[Opening Dataset section]

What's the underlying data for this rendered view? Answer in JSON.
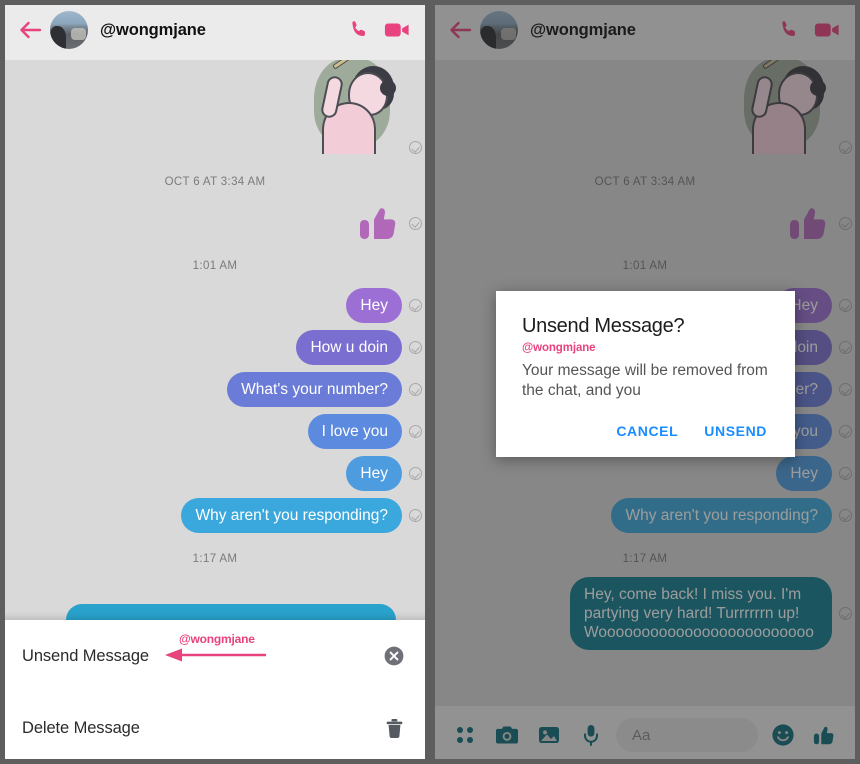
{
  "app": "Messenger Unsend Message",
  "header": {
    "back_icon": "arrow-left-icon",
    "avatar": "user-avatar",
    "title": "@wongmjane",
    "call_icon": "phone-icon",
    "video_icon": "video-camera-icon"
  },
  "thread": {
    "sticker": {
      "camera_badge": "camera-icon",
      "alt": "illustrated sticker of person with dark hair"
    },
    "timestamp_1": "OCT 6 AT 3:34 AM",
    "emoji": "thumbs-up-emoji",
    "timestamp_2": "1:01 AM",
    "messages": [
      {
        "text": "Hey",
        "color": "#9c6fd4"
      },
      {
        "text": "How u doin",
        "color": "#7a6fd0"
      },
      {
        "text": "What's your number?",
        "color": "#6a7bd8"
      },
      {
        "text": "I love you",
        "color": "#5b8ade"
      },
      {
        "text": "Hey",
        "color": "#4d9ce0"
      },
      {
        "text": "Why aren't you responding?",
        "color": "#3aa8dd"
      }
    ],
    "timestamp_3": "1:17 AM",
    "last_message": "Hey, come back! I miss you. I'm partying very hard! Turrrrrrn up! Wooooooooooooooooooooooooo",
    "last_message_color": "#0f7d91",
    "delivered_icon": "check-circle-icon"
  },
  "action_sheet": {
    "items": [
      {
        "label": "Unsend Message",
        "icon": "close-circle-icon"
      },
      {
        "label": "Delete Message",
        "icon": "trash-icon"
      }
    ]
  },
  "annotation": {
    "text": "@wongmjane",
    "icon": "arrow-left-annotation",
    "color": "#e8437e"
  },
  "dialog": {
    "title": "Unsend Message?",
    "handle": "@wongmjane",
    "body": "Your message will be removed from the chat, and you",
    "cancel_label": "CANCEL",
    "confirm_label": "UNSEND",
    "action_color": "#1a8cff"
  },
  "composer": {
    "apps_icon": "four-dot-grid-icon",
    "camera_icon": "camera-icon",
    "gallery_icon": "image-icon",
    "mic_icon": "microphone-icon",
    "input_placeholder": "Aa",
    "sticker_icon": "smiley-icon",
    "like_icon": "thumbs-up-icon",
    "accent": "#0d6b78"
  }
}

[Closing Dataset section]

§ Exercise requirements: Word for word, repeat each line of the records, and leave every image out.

§ Response to the task:
What's the underlying data for this rendered view? Answer in JSON.
{
  "app": "Messenger Unsend Message",
  "header": {
    "back_icon": "arrow-left-icon",
    "avatar": "user-avatar",
    "title": "@wongmjane",
    "call_icon": "phone-icon",
    "video_icon": "video-camera-icon"
  },
  "thread": {
    "sticker": {
      "camera_badge": "camera-icon",
      "alt": "illustrated sticker of person with dark hair"
    },
    "timestamp_1": "OCT 6 AT 3:34 AM",
    "emoji": "thumbs-up-emoji",
    "timestamp_2": "1:01 AM",
    "messages": [
      {
        "text": "Hey",
        "color": "#9c6fd4"
      },
      {
        "text": "How u doin",
        "color": "#7a6fd0"
      },
      {
        "text": "What's your number?",
        "color": "#6a7bd8"
      },
      {
        "text": "I love you",
        "color": "#5b8ade"
      },
      {
        "text": "Hey",
        "color": "#4d9ce0"
      },
      {
        "text": "Why aren't you responding?",
        "color": "#3aa8dd"
      }
    ],
    "timestamp_3": "1:17 AM",
    "last_message": "Hey, come back! I miss you. I'm partying very hard! Turrrrrrn up! Wooooooooooooooooooooooooo",
    "last_message_color": "#0f7d91",
    "delivered_icon": "check-circle-icon"
  },
  "action_sheet": {
    "items": [
      {
        "label": "Unsend Message",
        "icon": "close-circle-icon"
      },
      {
        "label": "Delete Message",
        "icon": "trash-icon"
      }
    ]
  },
  "annotation": {
    "text": "@wongmjane",
    "icon": "arrow-left-annotation",
    "color": "#e8437e"
  },
  "dialog": {
    "title": "Unsend Message?",
    "handle": "@wongmjane",
    "body": "Your message will be removed from the chat, and you",
    "cancel_label": "CANCEL",
    "confirm_label": "UNSEND",
    "action_color": "#1a8cff"
  },
  "composer": {
    "apps_icon": "four-dot-grid-icon",
    "camera_icon": "camera-icon",
    "gallery_icon": "image-icon",
    "mic_icon": "microphone-icon",
    "input_placeholder": "Aa",
    "sticker_icon": "smiley-icon",
    "like_icon": "thumbs-up-icon",
    "accent": "#0d6b78"
  }
}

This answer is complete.